### Your task
What follows is a block of records; reproduce all of it verbatim.

### Excerpted data
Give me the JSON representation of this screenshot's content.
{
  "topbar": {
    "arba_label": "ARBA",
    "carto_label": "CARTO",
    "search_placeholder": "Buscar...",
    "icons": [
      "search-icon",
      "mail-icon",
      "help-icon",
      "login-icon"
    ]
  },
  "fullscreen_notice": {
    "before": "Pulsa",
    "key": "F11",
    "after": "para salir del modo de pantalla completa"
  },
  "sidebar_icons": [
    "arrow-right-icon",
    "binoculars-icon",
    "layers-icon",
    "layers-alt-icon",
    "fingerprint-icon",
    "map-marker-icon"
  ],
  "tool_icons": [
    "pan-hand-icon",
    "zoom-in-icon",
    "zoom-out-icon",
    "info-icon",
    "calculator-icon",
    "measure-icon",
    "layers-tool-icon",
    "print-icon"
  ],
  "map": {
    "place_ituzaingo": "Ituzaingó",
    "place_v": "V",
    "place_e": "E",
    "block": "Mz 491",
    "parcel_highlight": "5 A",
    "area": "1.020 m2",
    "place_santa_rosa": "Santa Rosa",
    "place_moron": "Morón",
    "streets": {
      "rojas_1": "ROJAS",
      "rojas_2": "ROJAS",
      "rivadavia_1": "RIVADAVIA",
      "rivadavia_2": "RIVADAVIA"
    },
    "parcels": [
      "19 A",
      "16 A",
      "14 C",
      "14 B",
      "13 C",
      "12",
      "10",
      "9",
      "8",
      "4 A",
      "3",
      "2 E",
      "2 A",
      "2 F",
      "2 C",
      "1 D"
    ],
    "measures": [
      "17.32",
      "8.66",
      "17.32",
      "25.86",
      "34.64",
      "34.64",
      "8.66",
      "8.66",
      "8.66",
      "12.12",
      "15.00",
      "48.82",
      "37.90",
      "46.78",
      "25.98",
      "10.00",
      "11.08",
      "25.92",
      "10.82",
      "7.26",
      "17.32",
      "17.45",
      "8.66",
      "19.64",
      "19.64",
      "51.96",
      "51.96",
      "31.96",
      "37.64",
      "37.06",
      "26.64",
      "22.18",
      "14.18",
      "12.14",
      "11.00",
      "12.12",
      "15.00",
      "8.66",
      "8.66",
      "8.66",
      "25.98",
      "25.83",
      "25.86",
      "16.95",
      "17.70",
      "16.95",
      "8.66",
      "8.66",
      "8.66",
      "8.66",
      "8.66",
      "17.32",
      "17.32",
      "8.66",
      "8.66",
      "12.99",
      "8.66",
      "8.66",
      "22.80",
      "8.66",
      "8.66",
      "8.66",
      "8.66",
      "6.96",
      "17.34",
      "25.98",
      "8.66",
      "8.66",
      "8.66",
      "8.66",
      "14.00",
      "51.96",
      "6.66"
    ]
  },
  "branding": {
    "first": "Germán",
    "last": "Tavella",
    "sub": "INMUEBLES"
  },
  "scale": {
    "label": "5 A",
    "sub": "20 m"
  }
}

### Output
Give me the JSON representation of this screenshot's content.
{
  "topbar": {
    "arba_label": "ARBA",
    "carto_label": "CARTO",
    "search_placeholder": "Buscar...",
    "icons": [
      "search-icon",
      "mail-icon",
      "help-icon",
      "login-icon"
    ]
  },
  "fullscreen_notice": {
    "before": "Pulsa",
    "key": "F11",
    "after": "para salir del modo de pantalla completa"
  },
  "sidebar_icons": [
    "arrow-right-icon",
    "binoculars-icon",
    "layers-icon",
    "layers-alt-icon",
    "fingerprint-icon",
    "map-marker-icon"
  ],
  "tool_icons": [
    "pan-hand-icon",
    "zoom-in-icon",
    "zoom-out-icon",
    "info-icon",
    "calculator-icon",
    "measure-icon",
    "layers-tool-icon",
    "print-icon"
  ],
  "map": {
    "place_ituzaingo": "Ituzaingó",
    "place_v": "V",
    "place_e": "E",
    "block": "Mz 491",
    "parcel_highlight": "5 A",
    "area": "1.020 m2",
    "place_santa_rosa": "Santa Rosa",
    "place_moron": "Morón",
    "streets": {
      "rojas_1": "ROJAS",
      "rojas_2": "ROJAS",
      "rivadavia_1": "RIVADAVIA",
      "rivadavia_2": "RIVADAVIA"
    },
    "parcels": [
      "19 A",
      "16 A",
      "14 C",
      "14 B",
      "13 C",
      "12",
      "10",
      "9",
      "8",
      "4 A",
      "3",
      "2 E",
      "2 A",
      "2 F",
      "2 C",
      "1 D"
    ],
    "measures": [
      "17.32",
      "8.66",
      "17.32",
      "25.86",
      "34.64",
      "34.64",
      "8.66",
      "8.66",
      "8.66",
      "12.12",
      "15.00",
      "48.82",
      "37.90",
      "46.78",
      "25.98",
      "10.00",
      "11.08",
      "25.92",
      "10.82",
      "7.26",
      "17.32",
      "17.45",
      "8.66",
      "19.64",
      "19.64",
      "51.96",
      "51.96",
      "31.96",
      "37.64",
      "37.06",
      "26.64",
      "22.18",
      "14.18",
      "12.14",
      "11.00",
      "12.12",
      "15.00",
      "8.66",
      "8.66",
      "8.66",
      "25.98",
      "25.83",
      "25.86",
      "16.95",
      "17.70",
      "16.95",
      "8.66",
      "8.66",
      "8.66",
      "8.66",
      "8.66",
      "17.32",
      "17.32",
      "8.66",
      "8.66",
      "12.99",
      "8.66",
      "8.66",
      "22.80",
      "8.66",
      "8.66",
      "8.66",
      "8.66",
      "6.96",
      "17.34",
      "25.98",
      "8.66",
      "8.66",
      "8.66",
      "8.66",
      "14.00",
      "51.96",
      "6.66"
    ]
  },
  "branding": {
    "first": "Germán",
    "last": "Tavella",
    "sub": "INMUEBLES"
  },
  "scale": {
    "label": "5 A",
    "sub": "20 m"
  }
}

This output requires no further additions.